__DIRECTIONS FOR THIS TASK__.
Look at each line of the listing. Copy those that hold the string "Última".

__DATA SHOWN__.
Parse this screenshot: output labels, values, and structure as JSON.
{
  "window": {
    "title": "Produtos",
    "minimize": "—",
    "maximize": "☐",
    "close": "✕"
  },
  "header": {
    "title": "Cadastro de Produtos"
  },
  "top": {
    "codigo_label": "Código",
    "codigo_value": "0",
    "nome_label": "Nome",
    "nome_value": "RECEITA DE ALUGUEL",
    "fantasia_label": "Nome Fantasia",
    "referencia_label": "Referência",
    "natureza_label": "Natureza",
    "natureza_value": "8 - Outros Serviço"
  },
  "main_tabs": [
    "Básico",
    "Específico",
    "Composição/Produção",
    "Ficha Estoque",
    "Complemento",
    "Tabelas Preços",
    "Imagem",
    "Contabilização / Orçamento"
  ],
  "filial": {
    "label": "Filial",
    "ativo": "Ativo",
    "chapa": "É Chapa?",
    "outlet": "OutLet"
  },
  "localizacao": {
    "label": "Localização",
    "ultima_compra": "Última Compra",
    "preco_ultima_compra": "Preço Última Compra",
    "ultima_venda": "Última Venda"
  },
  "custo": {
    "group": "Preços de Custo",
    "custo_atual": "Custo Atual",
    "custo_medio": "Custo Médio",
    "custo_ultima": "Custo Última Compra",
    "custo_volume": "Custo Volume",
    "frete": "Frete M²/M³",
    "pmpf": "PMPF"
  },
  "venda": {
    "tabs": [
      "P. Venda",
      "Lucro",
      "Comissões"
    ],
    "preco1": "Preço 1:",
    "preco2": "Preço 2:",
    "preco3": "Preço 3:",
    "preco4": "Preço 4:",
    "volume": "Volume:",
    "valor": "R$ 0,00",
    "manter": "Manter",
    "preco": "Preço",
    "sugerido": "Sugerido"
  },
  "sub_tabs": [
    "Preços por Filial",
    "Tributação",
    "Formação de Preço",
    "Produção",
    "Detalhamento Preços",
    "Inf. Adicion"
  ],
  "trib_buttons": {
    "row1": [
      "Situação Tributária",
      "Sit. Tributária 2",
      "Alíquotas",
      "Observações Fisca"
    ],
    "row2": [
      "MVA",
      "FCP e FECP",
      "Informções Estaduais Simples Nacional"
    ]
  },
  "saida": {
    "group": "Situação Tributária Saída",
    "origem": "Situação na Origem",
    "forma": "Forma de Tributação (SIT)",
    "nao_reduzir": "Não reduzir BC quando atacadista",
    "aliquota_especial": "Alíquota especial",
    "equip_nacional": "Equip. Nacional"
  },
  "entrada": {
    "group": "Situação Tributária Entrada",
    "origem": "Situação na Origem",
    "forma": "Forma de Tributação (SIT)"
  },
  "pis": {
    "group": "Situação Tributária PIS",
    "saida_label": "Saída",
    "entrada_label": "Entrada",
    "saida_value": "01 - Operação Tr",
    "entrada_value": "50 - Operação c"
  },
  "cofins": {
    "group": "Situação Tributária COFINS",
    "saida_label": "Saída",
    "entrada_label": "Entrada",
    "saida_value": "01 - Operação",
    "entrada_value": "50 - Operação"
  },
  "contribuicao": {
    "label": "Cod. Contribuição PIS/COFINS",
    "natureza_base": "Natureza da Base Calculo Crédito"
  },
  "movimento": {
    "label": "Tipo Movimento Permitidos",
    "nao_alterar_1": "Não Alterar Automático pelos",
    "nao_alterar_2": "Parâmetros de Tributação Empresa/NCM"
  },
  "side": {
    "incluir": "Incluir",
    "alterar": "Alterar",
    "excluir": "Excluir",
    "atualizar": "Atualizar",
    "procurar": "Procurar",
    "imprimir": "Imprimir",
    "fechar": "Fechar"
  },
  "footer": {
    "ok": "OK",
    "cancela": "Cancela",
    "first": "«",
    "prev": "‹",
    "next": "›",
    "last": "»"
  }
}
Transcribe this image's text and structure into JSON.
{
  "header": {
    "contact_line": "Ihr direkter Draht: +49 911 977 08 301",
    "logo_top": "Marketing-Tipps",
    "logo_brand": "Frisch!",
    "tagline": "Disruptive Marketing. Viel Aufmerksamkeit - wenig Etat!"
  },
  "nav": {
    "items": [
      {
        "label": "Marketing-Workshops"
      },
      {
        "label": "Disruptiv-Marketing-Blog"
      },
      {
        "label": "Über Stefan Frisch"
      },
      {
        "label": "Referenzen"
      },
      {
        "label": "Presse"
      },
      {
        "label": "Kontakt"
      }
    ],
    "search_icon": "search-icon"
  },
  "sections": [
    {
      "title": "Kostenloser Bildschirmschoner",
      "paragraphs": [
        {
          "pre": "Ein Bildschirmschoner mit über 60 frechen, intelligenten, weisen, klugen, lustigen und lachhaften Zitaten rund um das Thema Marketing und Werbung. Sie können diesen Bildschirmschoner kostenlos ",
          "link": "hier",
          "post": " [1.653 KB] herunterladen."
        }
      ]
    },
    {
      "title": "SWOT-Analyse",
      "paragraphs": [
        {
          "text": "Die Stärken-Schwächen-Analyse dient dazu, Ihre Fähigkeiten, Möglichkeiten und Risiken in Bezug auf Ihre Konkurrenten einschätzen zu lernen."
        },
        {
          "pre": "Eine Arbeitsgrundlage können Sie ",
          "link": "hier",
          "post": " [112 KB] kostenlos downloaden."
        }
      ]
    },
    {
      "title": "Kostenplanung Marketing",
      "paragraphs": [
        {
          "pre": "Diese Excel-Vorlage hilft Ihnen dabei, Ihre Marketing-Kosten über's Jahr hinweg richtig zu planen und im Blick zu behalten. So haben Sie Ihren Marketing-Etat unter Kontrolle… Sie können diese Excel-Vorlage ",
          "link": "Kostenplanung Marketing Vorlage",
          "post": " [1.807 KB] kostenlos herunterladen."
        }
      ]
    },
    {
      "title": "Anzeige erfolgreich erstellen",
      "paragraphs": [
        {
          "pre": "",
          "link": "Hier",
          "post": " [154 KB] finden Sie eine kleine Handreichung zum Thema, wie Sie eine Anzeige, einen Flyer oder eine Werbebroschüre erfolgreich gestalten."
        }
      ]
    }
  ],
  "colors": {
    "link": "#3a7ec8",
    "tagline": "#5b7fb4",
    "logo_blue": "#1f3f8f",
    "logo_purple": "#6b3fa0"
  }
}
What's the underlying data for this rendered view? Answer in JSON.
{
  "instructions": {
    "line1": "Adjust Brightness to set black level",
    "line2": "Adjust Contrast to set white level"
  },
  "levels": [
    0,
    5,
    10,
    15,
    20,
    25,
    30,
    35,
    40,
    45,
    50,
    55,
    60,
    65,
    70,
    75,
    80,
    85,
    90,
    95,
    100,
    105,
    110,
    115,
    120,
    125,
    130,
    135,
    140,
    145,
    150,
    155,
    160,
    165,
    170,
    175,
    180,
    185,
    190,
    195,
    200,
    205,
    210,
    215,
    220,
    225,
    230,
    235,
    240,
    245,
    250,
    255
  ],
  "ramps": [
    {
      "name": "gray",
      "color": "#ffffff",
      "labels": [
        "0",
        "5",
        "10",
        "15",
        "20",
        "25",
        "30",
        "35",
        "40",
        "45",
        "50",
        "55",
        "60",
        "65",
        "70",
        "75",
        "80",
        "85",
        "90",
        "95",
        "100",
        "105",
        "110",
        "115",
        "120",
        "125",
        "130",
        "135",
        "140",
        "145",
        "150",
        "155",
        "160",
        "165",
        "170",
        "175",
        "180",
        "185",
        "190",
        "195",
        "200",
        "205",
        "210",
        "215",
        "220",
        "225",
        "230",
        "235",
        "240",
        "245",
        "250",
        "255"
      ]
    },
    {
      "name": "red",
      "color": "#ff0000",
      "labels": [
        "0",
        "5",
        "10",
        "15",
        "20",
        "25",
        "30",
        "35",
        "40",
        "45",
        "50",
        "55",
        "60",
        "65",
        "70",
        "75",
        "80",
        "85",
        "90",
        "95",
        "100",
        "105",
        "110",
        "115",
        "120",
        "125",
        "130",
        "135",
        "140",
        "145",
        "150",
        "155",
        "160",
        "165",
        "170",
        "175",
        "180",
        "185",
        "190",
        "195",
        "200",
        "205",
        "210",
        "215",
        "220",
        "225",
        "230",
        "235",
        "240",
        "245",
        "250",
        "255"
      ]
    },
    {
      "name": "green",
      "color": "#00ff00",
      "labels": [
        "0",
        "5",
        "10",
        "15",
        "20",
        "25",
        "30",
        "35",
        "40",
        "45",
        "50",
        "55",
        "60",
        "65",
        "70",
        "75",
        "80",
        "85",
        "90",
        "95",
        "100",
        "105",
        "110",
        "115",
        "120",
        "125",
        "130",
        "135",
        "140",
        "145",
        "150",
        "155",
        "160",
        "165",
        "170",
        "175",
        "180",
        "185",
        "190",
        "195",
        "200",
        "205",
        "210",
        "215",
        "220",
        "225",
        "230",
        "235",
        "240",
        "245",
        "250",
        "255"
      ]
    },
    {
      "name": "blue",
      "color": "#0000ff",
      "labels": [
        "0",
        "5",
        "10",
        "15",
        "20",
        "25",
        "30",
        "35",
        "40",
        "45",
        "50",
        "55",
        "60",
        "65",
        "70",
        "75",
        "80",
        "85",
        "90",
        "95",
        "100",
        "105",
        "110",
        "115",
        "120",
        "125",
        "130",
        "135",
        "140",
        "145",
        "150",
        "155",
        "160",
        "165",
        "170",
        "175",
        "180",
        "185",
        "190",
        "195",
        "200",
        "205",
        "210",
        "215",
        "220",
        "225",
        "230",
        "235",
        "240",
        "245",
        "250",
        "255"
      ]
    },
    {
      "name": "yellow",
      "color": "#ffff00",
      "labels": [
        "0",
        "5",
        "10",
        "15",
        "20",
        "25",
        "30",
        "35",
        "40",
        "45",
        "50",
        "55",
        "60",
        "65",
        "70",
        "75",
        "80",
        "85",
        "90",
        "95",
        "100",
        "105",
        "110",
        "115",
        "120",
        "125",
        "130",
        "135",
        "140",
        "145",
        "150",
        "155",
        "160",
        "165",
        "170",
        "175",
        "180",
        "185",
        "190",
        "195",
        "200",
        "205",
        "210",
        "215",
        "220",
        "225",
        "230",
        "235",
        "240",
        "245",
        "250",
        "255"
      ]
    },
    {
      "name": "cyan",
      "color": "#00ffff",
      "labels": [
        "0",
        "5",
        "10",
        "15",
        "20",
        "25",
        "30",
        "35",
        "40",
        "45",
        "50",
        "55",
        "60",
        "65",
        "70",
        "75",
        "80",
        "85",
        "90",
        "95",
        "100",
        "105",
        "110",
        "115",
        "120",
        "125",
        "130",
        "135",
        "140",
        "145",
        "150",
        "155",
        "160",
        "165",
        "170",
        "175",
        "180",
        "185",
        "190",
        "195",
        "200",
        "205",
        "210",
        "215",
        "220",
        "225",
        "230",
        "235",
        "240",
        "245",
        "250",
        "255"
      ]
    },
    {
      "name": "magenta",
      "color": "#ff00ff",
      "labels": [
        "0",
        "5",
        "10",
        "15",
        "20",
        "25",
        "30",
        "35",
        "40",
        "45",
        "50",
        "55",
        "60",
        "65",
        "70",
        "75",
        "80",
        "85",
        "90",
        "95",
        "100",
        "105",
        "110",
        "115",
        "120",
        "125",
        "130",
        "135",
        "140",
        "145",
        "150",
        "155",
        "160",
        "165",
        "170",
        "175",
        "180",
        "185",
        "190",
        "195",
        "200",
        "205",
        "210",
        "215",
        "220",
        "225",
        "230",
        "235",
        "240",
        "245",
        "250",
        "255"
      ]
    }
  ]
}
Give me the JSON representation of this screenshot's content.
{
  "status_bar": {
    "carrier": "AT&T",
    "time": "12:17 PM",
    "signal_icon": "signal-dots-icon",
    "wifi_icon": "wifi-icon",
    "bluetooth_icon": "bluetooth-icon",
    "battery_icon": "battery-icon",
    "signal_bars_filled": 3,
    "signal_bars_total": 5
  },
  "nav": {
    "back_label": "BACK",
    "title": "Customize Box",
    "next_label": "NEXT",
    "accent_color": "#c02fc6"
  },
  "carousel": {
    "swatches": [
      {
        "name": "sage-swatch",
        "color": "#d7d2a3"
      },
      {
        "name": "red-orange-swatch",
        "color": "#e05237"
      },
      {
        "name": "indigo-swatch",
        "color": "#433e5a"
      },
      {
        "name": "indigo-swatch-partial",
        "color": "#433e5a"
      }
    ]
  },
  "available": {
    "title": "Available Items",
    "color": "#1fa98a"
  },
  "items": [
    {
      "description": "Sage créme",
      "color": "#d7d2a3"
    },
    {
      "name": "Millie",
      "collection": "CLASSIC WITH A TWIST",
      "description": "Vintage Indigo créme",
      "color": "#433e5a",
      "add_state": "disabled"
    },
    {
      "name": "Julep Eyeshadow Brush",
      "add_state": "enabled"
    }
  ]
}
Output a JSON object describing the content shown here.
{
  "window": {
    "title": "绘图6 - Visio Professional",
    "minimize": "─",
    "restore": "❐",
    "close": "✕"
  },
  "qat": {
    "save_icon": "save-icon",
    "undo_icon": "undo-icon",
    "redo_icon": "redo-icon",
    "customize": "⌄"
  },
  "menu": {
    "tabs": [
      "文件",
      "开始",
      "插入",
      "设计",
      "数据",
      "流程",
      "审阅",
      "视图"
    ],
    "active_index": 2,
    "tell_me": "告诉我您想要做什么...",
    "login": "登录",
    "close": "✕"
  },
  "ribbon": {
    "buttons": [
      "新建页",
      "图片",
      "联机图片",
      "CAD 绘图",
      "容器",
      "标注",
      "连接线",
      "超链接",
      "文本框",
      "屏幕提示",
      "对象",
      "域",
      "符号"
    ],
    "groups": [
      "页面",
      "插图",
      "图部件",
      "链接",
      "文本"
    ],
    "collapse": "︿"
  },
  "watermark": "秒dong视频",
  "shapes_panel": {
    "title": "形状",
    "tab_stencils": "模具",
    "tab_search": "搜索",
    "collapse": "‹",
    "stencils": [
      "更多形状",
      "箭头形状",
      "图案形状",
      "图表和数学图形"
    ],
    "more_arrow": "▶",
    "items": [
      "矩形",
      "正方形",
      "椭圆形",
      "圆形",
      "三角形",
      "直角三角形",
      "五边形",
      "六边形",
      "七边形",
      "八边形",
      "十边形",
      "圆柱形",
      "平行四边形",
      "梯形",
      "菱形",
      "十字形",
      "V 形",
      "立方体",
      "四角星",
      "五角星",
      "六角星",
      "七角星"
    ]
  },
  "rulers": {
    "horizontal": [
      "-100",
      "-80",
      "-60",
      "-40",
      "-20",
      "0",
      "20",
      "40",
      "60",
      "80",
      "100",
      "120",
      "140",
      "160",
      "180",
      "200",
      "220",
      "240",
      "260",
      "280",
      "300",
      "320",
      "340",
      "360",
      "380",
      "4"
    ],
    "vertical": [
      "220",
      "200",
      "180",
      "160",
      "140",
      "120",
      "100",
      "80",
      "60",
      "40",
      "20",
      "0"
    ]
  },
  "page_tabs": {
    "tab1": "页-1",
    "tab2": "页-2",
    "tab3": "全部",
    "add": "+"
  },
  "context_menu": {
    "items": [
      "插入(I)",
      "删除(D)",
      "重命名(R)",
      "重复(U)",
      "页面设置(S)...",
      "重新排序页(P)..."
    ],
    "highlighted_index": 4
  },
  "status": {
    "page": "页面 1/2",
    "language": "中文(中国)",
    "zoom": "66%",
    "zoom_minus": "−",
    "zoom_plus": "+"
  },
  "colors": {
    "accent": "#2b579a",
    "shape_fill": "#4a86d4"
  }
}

__WRITTEN REPLY__.
    "ultima_compra": "Última Compra",
    "preco_ultima_compra": "Preço Última Compra",
    "ultima_venda": "Última Venda"
    "custo_ultima": "Custo Última Compra",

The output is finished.